It was a very productive event with good discussions and the opportunity to meet many friends in the research community. And the location was truly spectacular.
As I write this I am on my way back from the HCIC workshop, a summercamp-style gathering of leading HCI researchers that has been led and organized by Gary and Judy Olson for many years. One of the unique aspects of HCIC is that it is more than a conference – it is actually an organization and only invited members can attend the three-day workshop. Georgia Tech is a member, and this year I was one of the lucky few students selected to join the group at Asilomar, near Monterey, CA.
The theme this year was “data, data, data” and all the sessions were about the impact of Big Data. Privacy, theory, metrics, and visualization were just some of the topics covered. Eric Brill from eBay Research kicked off the event with a talk on how “oodles” of data allow for virtually free UX experimentation and a new way of thinking when it comes to building data models and inference algorithms. He urged us to think about ways to enrich the input “signal” beyond clicking streams since there is so much emotion and passion behind user actions.
There were too many highlights to count over the 3 days of the workshop. Personally, I very much enjoyed the crowdsourcing and information visualization talks. Some important privacy and ethical issues were discussed, and the role of theory in HCI was a recurring theme. Perhaps my favorite “big idea” from the workshop was the notion of combining techniques from machine learning with qualitative approaches so that we can discover not only the latent structure in the data, but the meaningful latent structure in the data. This was articulated by Jim Herbsleb and Rogerio de Paula, who pointed out Ken Anderson’s work on ethno-mining.
HCIC, thanks for the beautiful venue, intellectual insights, and quality time with new and old friends.

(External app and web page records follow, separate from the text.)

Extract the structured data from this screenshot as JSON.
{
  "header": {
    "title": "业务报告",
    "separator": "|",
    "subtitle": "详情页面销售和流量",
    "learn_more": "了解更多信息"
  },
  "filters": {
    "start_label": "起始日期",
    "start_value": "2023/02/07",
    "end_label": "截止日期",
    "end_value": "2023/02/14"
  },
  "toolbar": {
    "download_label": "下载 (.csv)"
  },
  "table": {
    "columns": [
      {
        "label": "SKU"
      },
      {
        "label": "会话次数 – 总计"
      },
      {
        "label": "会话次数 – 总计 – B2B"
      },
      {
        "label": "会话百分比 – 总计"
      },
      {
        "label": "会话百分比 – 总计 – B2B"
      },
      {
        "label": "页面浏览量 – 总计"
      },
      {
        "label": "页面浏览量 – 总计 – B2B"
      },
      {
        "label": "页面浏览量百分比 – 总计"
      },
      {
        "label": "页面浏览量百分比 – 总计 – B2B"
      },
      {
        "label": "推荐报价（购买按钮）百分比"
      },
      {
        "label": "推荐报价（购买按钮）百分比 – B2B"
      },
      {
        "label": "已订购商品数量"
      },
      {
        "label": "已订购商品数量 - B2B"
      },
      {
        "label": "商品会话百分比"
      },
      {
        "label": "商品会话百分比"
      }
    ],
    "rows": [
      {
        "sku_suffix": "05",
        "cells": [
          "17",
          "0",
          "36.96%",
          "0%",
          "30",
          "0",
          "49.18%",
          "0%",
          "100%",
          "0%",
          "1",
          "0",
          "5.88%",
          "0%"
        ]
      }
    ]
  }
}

It’s been about a week since I got back from Paris after attending CHI. This was the most productive CHI for me personally, which I attribute in large part to the Personal Informatics workshop I attended.

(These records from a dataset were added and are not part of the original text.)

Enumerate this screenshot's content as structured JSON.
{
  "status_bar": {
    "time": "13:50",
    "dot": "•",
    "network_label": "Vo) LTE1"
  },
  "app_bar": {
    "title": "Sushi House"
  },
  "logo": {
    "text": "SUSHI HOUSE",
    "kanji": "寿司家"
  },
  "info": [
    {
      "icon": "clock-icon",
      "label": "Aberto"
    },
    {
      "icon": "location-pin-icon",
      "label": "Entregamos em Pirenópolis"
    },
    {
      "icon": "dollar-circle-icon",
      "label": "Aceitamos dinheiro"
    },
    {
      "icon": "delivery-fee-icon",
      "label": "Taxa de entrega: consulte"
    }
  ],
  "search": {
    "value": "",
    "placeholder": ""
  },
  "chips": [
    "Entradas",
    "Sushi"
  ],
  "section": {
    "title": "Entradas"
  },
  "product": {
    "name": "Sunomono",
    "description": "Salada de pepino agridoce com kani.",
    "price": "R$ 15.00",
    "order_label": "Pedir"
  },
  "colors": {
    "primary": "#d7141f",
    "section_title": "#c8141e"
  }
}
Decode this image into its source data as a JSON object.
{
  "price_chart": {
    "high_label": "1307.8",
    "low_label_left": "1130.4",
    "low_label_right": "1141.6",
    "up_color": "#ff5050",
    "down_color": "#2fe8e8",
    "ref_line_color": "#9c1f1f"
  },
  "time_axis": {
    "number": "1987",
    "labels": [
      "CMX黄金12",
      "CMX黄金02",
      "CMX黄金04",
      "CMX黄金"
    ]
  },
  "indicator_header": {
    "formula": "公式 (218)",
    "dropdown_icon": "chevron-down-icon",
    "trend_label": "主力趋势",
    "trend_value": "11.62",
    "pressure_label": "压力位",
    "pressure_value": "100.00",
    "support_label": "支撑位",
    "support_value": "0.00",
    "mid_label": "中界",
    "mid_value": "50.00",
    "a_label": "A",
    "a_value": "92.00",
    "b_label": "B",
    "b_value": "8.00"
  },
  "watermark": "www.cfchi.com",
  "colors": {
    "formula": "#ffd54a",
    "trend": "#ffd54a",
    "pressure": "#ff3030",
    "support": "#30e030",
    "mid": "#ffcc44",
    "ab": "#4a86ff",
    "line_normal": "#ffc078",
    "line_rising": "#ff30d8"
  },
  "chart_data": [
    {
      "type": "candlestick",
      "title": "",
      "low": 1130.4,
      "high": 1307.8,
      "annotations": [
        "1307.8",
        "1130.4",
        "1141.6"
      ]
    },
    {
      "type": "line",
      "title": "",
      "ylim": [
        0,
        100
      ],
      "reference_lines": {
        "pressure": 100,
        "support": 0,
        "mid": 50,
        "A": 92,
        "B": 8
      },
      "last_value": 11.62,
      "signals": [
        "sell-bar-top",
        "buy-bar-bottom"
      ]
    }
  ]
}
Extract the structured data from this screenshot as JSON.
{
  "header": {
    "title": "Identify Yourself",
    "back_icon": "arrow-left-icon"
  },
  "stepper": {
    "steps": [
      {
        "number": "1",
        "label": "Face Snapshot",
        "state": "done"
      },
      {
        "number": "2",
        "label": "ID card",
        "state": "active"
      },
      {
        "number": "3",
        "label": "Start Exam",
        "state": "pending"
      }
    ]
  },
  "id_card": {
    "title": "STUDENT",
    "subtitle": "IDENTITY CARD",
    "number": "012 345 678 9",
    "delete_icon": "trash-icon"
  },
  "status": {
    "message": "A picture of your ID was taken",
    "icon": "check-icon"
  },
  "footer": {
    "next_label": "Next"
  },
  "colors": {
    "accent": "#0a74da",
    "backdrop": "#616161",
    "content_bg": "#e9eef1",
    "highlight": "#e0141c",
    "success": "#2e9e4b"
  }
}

The workshop, which took place on Saturday and Sunday before the conference began, was an opportunity to spend time and exchange ideas with a great group of folks. Thanks to Ian Li, Jon Froehlich, Jakob Eg Larsen, Catherine Grevet and Ernesto Ramirez for putting it together. It required lots of work to organize it, since it was set-up as a two-day hackathon. All the effort paid off nicely in my opinion. The interesting question now is how to make the Personal Informatics community within CHI grow, since it has outgrown the workshop format.

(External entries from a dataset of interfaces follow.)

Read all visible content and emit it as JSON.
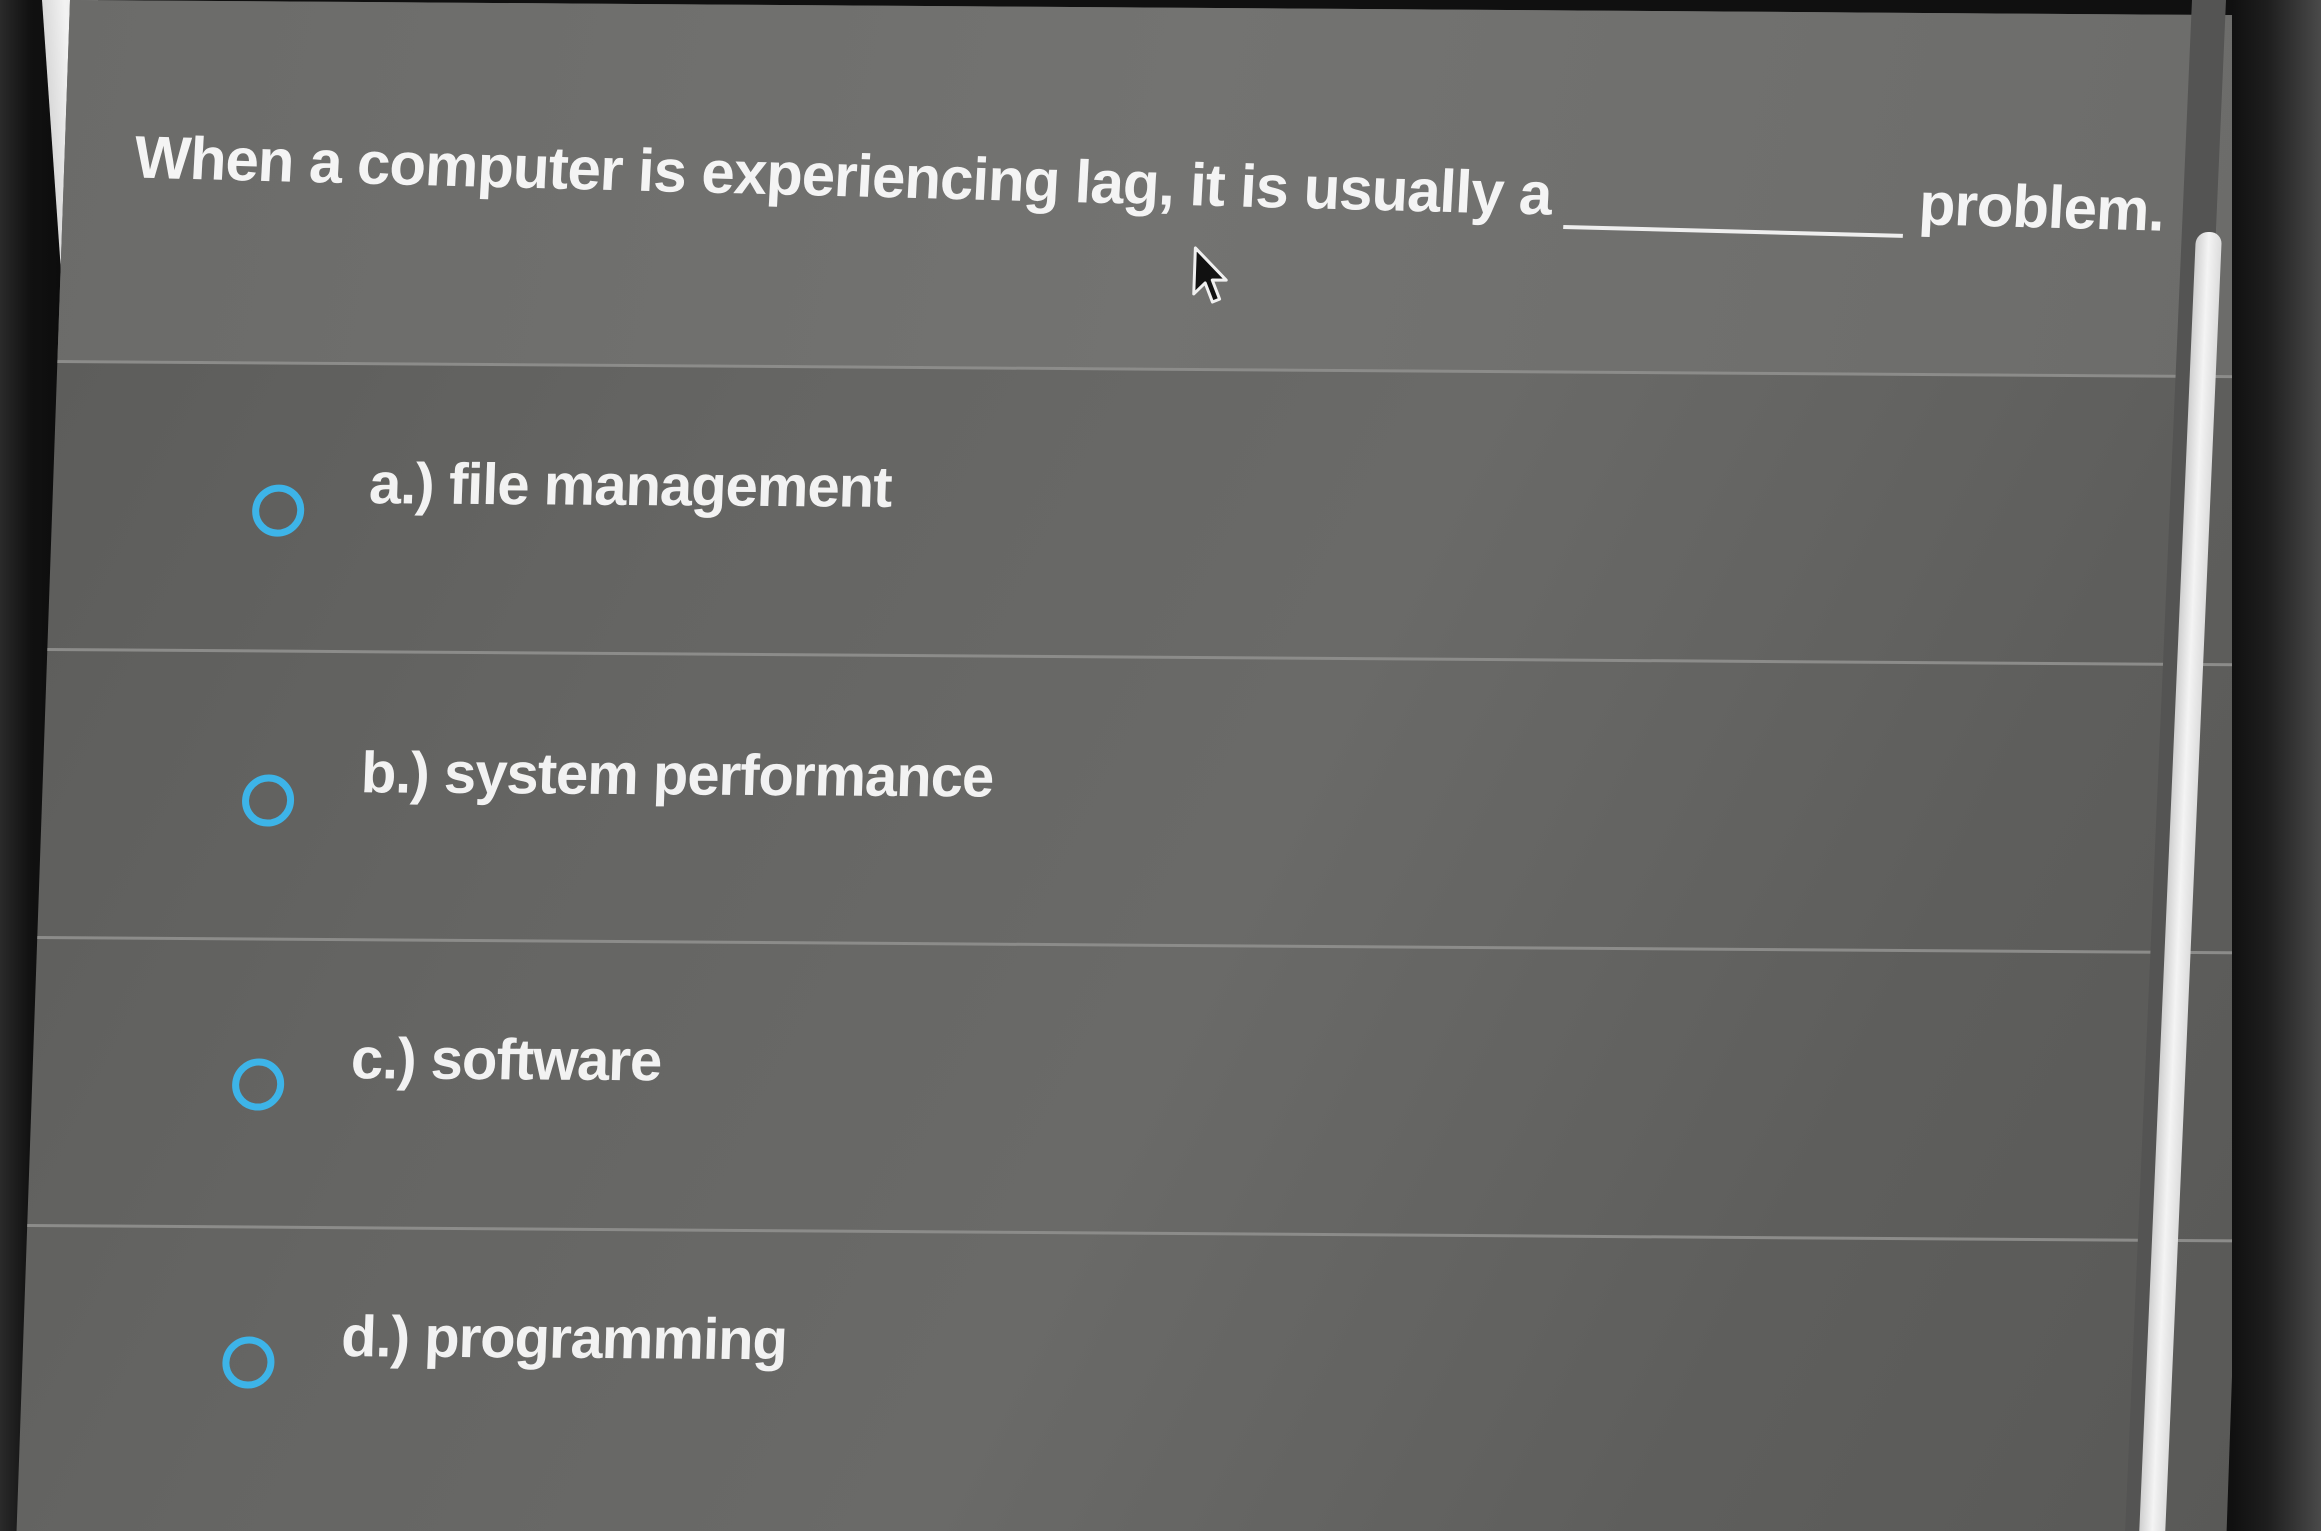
{
  "question": {
    "text_before": "When a computer is experiencing lag, it is usually a",
    "text_after": "problem."
  },
  "options": [
    {
      "letter": "a.)",
      "label": "file management",
      "selected": false
    },
    {
      "letter": "b.)",
      "label": "system performance",
      "selected": false
    },
    {
      "letter": "c.)",
      "label": "software",
      "selected": false
    },
    {
      "letter": "d.)",
      "label": "programming",
      "selected": false
    }
  ],
  "colors": {
    "radio_accent": "#3db4e8",
    "background": "#666664",
    "text": "#f2f2f2"
  },
  "icons": {
    "cursor": "mouse-pointer-icon",
    "radio": "radio-button-icon"
  }
}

Now on to the main conference. With 10+ tracks, it is always a challenge to navigate CHI. Here’s a timelapse of my day 1 at the conference:
I was able to attend some good/interesting presentations, such as:
Validating a Mobile Phone Application for the Everyday, Unobtrusive, Objective Measurement of Sleep, Lawson et al.
Designing Mobile Health Technology for Bipolar Disorder: A Field Trial of the MONARCA System, Bardram et al.
Footprint Tracker: Supporting Diary Studies with Lifelogging, Gouveia and Karapanos.
Mind the Theoretical Gap: Interpreting, Using, and Developing Behavioral Theory in HCI Research, Hekler et al.
NailDisplay: Bringing an Always Available Visual Display to Fingertips, Chao-Huai Su, Liwei Chan, Chien-Ting Weng, Rong-Hao Liang, Kai-Yin Cheng, Bing-Yu Chen
Food Practices as Situated Action: Exploring and designing for everyday food practices with households. Rob Comber, Jettie Hoonhout, Aart T van Halteren, Paula Moynihan, Patrick Olivier
Not surprisingly I was particularly drawn to the health-focused talks, but there were some intriguing and inspiring topics of interest in many other sessions.
Thanks for the inspiration Paris. Next year, Toronto.